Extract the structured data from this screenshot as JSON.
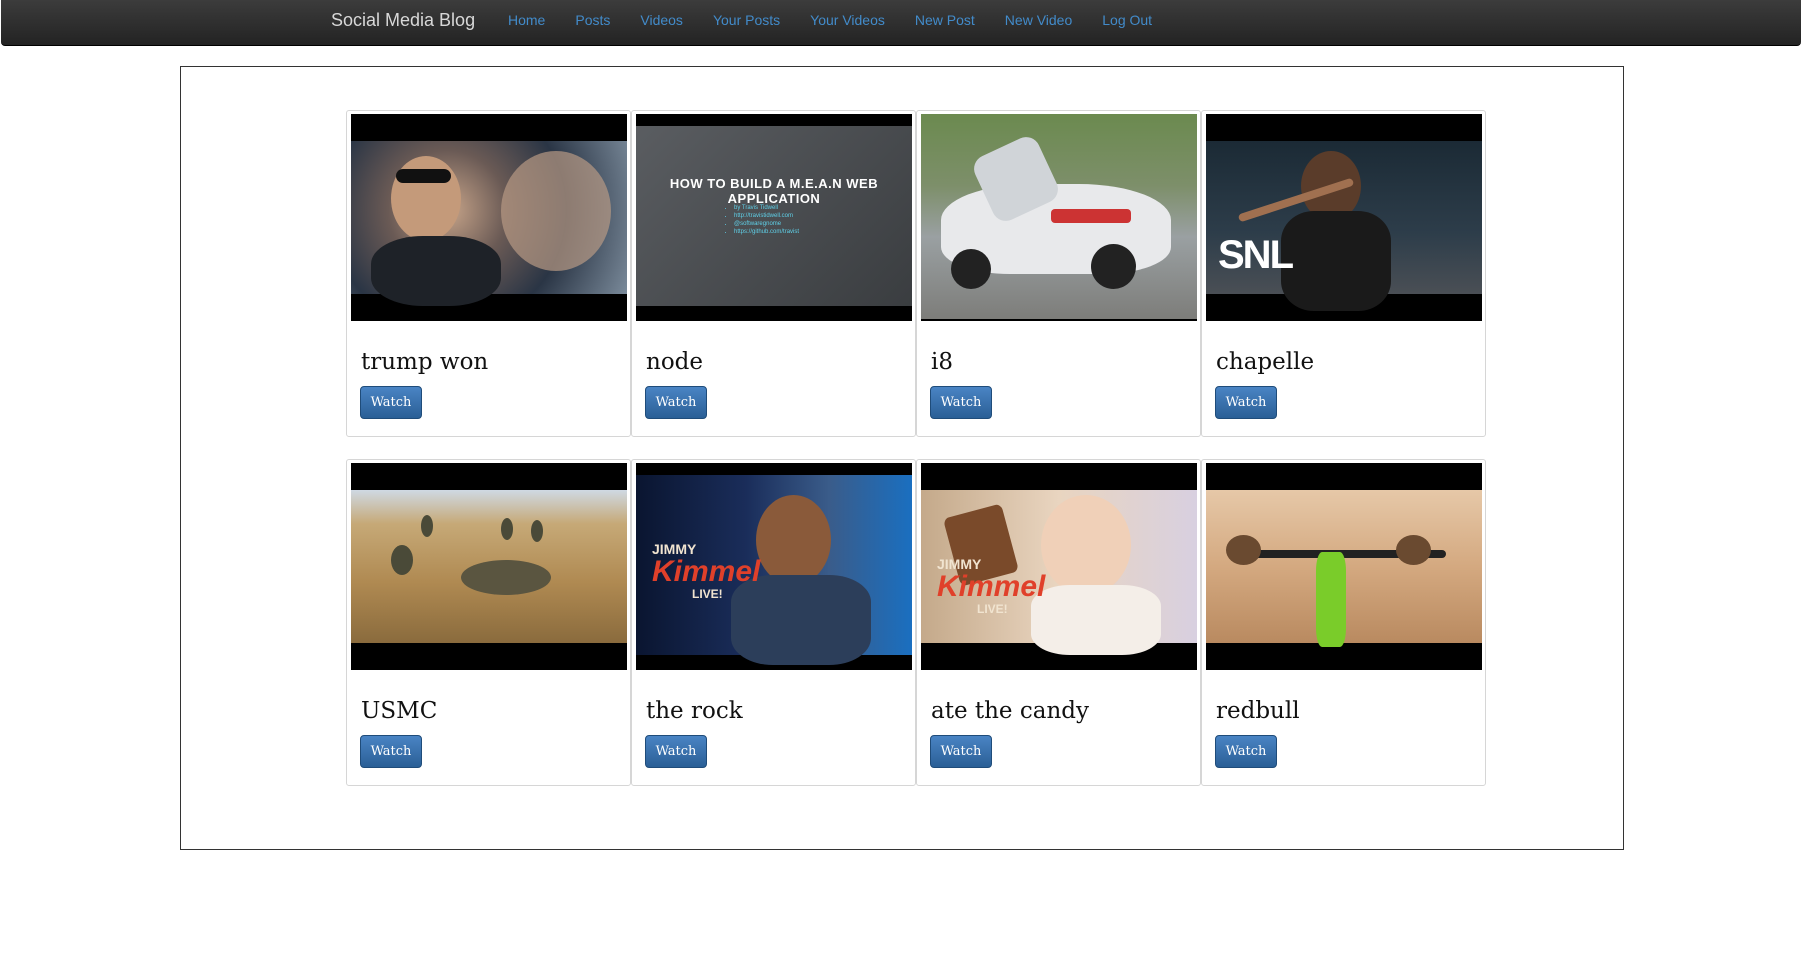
{
  "navbar": {
    "brand": "Social Media Blog",
    "links": [
      "Home",
      "Posts",
      "Videos",
      "Your Posts",
      "Your Videos",
      "New Post",
      "New Video",
      "Log Out"
    ]
  },
  "videos": [
    {
      "title": "trump won",
      "button": "Watch"
    },
    {
      "title": "node",
      "button": "Watch",
      "thumbnail_text": {
        "heading": "HOW TO BUILD A M.E.A.N WEB APPLICATION",
        "bullets": [
          "by Travis Tidwell",
          "http://travistidwell.com",
          "@softwaregnome",
          "https://github.com/travist"
        ]
      }
    },
    {
      "title": "i8",
      "button": "Watch"
    },
    {
      "title": "chapelle",
      "button": "Watch",
      "thumbnail_text": {
        "logo": "SNL"
      }
    },
    {
      "title": "USMC",
      "button": "Watch"
    },
    {
      "title": "the rock",
      "button": "Watch",
      "thumbnail_text": {
        "logo_top": "JIMMY",
        "logo_main": "Kimmel",
        "logo_bottom": "LIVE!"
      }
    },
    {
      "title": "ate the candy",
      "button": "Watch",
      "thumbnail_text": {
        "logo_top": "JIMMY",
        "logo_main": "Kimmel",
        "logo_bottom": "LIVE!"
      }
    },
    {
      "title": "redbull",
      "button": "Watch"
    }
  ],
  "colors": {
    "navbar_bg": "#2b2b2b",
    "nav_link": "#428bca",
    "button_bg": "#2e6aa8"
  }
}
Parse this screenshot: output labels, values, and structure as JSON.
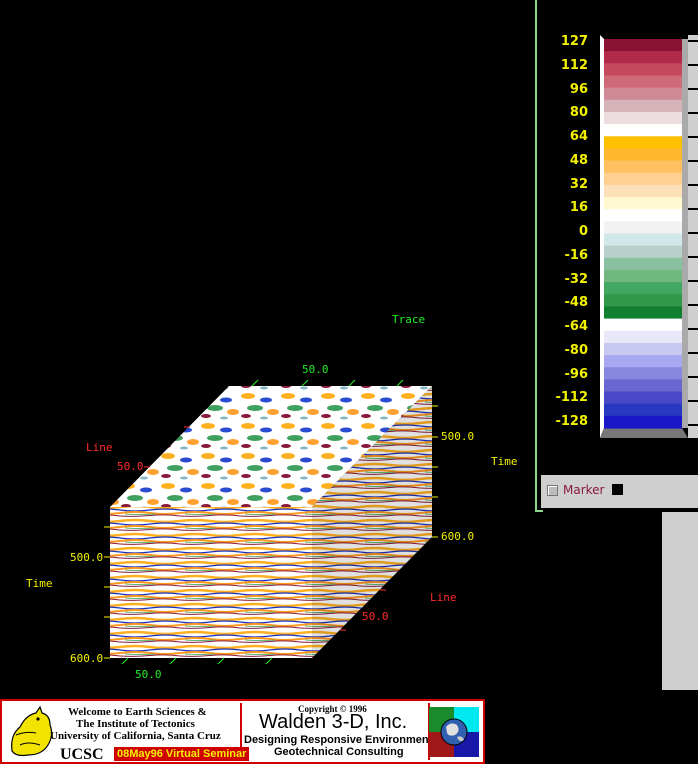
{
  "axes": {
    "trace_title": "Trace",
    "trace_tick": "50.0",
    "line_title_top": "Line",
    "line_tick_top": "50.0",
    "time_title_right": "Time",
    "time_tick_500_right": "500.0",
    "time_tick_600_right": "600.0",
    "time_title_left": "Time",
    "time_tick_500_left": "500.0",
    "time_tick_600_left": "600.0",
    "bottom_tick": "50.0",
    "line_title_bottom": "Line",
    "line_tick_bottom": "50.0"
  },
  "colorbar": {
    "ticks": [
      "127",
      "112",
      "96",
      "80",
      "64",
      "48",
      "32",
      "16",
      "0",
      "-16",
      "-32",
      "-48",
      "-64",
      "-80",
      "-96",
      "-112",
      "-128"
    ],
    "colors": [
      "#8a1232",
      "#b12a48",
      "#c64a5e",
      "#cf6a78",
      "#d08a95",
      "#d4b4b8",
      "#ecdede",
      "#ffffff",
      "#ffc000",
      "#ffb830",
      "#ffc060",
      "#ffd090",
      "#fee0b8",
      "#fff8d0",
      "#ffffff",
      "#f2f2f2",
      "#d0e8ea",
      "#b8d0cc",
      "#88c0a0",
      "#70b880",
      "#40a860",
      "#309848",
      "#108030",
      "#ffffff",
      "#e8e8f8",
      "#c8c8f0",
      "#a8a8f0",
      "#8888e0",
      "#6868d0",
      "#4848c8",
      "#2838c0",
      "#1818c8"
    ]
  },
  "marker": {
    "label": "Marker"
  },
  "banner": {
    "welcome_line1": "Welcome to Earth Sciences &",
    "welcome_line2": "The Institute of Tectonics",
    "welcome_line3": "University of California, Santa Cruz",
    "ucsc": "UCSC",
    "seminar": "08May96 Virtual Seminar",
    "copyright": "Copyright © 1996",
    "company": "Walden 3-D, Inc.",
    "tagline1": "Designing Responsive Environments",
    "tagline2": "Geotechnical Consulting"
  }
}
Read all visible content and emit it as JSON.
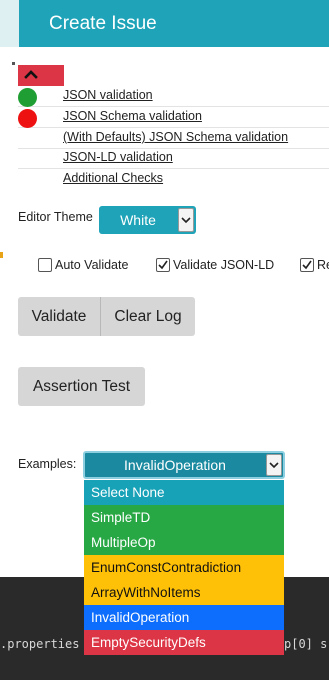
{
  "header": {
    "create_issue_label": "Create Issue"
  },
  "validations": [
    {
      "label": "JSON validation",
      "status": "success",
      "color": "#1f9e33"
    },
    {
      "label": "JSON Schema validation",
      "status": "error",
      "color": "#ee1111"
    },
    {
      "label": "(With Defaults) JSON Schema validation",
      "status": "none"
    },
    {
      "label": "JSON-LD validation",
      "status": "none"
    },
    {
      "label": "Additional Checks",
      "status": "none"
    }
  ],
  "collapse_button": {
    "icon": "chevron-up-icon",
    "color": "#dc3545"
  },
  "editor_theme": {
    "label": "Editor Theme",
    "value": "White"
  },
  "options": {
    "auto_validate": {
      "label": "Auto Validate",
      "checked": false
    },
    "validate_jsonld": {
      "label": "Validate JSON-LD",
      "checked": true
    },
    "third": {
      "label": "Re",
      "checked": true
    }
  },
  "buttons": {
    "validate": "Validate",
    "clear_log": "Clear Log",
    "assertion_test": "Assertion Test"
  },
  "examples": {
    "label": "Examples:",
    "selected": "InvalidOperation",
    "options": [
      {
        "label": "Select None",
        "color": "#17a2b8"
      },
      {
        "label": "SimpleTD",
        "color": "#28a745"
      },
      {
        "label": "MultipleOp",
        "color": "#28a745"
      },
      {
        "label": "EnumConstContradiction",
        "color": "#ffc107"
      },
      {
        "label": "ArrayWithNoItems",
        "color": "#ffc107"
      },
      {
        "label": "InvalidOperation",
        "color": "#0d6efd"
      },
      {
        "label": "EmptySecurityDefs",
        "color": "#dc3545"
      }
    ]
  },
  "console": {
    "line_left": ".properties",
    "line_right": "p[0] s"
  }
}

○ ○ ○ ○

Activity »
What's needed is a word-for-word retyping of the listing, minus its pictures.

Exercise output »
Extract the structured data from this screenshot as JSON.
{
  "navbar": {
    "brand": "Social Media Blog",
    "links": [
      "Home",
      "Posts",
      "Videos",
      "Your Posts",
      "Your Videos",
      "New Post",
      "New Video",
      "Log Out"
    ]
  },
  "videos": [
    {
      "title": "trump won",
      "button": "Watch"
    },
    {
      "title": "node",
      "button": "Watch",
      "thumbnail_text": {
        "heading": "HOW TO BUILD A M.E.A.N WEB APPLICATION",
        "bullets": [
          "by Travis Tidwell",
          "http://travistidwell.com",
          "@softwaregnome",
          "https://github.com/travist"
        ]
      }
    },
    {
      "title": "i8",
      "button": "Watch"
    },
    {
      "title": "chapelle",
      "button": "Watch",
      "thumbnail_text": {
        "logo": "SNL"
      }
    },
    {
      "title": "USMC",
      "button": "Watch"
    },
    {
      "title": "the rock",
      "button": "Watch",
      "thumbnail_text": {
        "logo_top": "JIMMY",
        "logo_main": "Kimmel",
        "logo_bottom": "LIVE!"
      }
    },
    {
      "title": "ate the candy",
      "button": "Watch",
      "thumbnail_text": {
        "logo_top": "JIMMY",
        "logo_main": "Kimmel",
        "logo_bottom": "LIVE!"
      }
    },
    {
      "title": "redbull",
      "button": "Watch"
    }
  ],
  "colors": {
    "navbar_bg": "#2b2b2b",
    "nav_link": "#428bca",
    "button_bg": "#2e6aa8"
  }
}
Parse this screenshot: output labels, values, and structure as JSON.
{
  "axes": {
    "trace_title": "Trace",
    "trace_tick": "50.0",
    "line_title_top": "Line",
    "line_tick_top": "50.0",
    "time_title_right": "Time",
    "time_tick_500_right": "500.0",
    "time_tick_600_right": "600.0",
    "time_title_left": "Time",
    "time_tick_500_left": "500.0",
    "time_tick_600_left": "600.0",
    "bottom_tick": "50.0",
    "line_title_bottom": "Line",
    "line_tick_bottom": "50.0"
  },
  "colorbar": {
    "ticks": [
      "127",
      "112",
      "96",
      "80",
      "64",
      "48",
      "32",
      "16",
      "0",
      "-16",
      "-32",
      "-48",
      "-64",
      "-80",
      "-96",
      "-112",
      "-128"
    ],
    "colors": [
      "#8a1232",
      "#b12a48",
      "#c64a5e",
      "#cf6a78",
      "#d08a95",
      "#d4b4b8",
      "#ecdede",
      "#ffffff",
      "#ffc000",
      "#ffb830",
      "#ffc060",
      "#ffd090",
      "#fee0b8",
      "#fff8d0",
      "#ffffff",
      "#f2f2f2",
      "#d0e8ea",
      "#b8d0cc",
      "#88c0a0",
      "#70b880",
      "#40a860",
      "#309848",
      "#108030",
      "#ffffff",
      "#e8e8f8",
      "#c8c8f0",
      "#a8a8f0",
      "#8888e0",
      "#6868d0",
      "#4848c8",
      "#2838c0",
      "#1818c8"
    ]
  },
  "marker": {
    "label": "Marker"
  },
  "banner": {
    "welcome_line1": "Welcome to Earth Sciences &",
    "welcome_line2": "The Institute of Tectonics",
    "welcome_line3": "University of California, Santa Cruz",
    "ucsc": "UCSC",
    "seminar": "08May96 Virtual Seminar",
    "copyright": "Copyright © 1996",
    "company": "Walden 3-D, Inc.",
    "tagline1": "Designing Responsive Environments",
    "tagline2": "Geotechnical Consulting"
  }
}
Read all visible content and emit it as JSON.
{
  "header": {
    "create_issue_label": "Create Issue"
  },
  "validations": [
    {
      "label": "JSON validation",
      "status": "success",
      "color": "#1f9e33"
    },
    {
      "label": "JSON Schema validation",
      "status": "error",
      "color": "#ee1111"
    },
    {
      "label": "(With Defaults) JSON Schema validation",
      "status": "none"
    },
    {
      "label": "JSON-LD validation",
      "status": "none"
    },
    {
      "label": "Additional Checks",
      "status": "none"
    }
  ],
  "collapse_button": {
    "icon": "chevron-up-icon",
    "color": "#dc3545"
  },
  "editor_theme": {
    "label": "Editor Theme",
    "value": "White"
  },
  "options": {
    "auto_validate": {
      "label": "Auto Validate",
      "checked": false
    },
    "validate_jsonld": {
      "label": "Validate JSON-LD",
      "checked": true
    },
    "third": {
      "label": "Re",
      "checked": true
    }
  },
  "buttons": {
    "validate": "Validate",
    "clear_log": "Clear Log",
    "assertion_test": "Assertion Test"
  },
  "examples": {
    "label": "Examples:",
    "selected": "InvalidOperation",
    "options": [
      {
        "label": "Select None",
        "color": "#17a2b8"
      },
      {
        "label": "SimpleTD",
        "color": "#28a745"
      },
      {
        "label": "MultipleOp",
        "color": "#28a745"
      },
      {
        "label": "EnumConstContradiction",
        "color": "#ffc107"
      },
      {
        "label": "ArrayWithNoItems",
        "color": "#ffc107"
      },
      {
        "label": "InvalidOperation",
        "color": "#0d6efd"
      },
      {
        "label": "EmptySecurityDefs",
        "color": "#dc3545"
      }
    ]
  },
  "console": {
    "line_left": ".properties",
    "line_right": "p[0] s"
  }
}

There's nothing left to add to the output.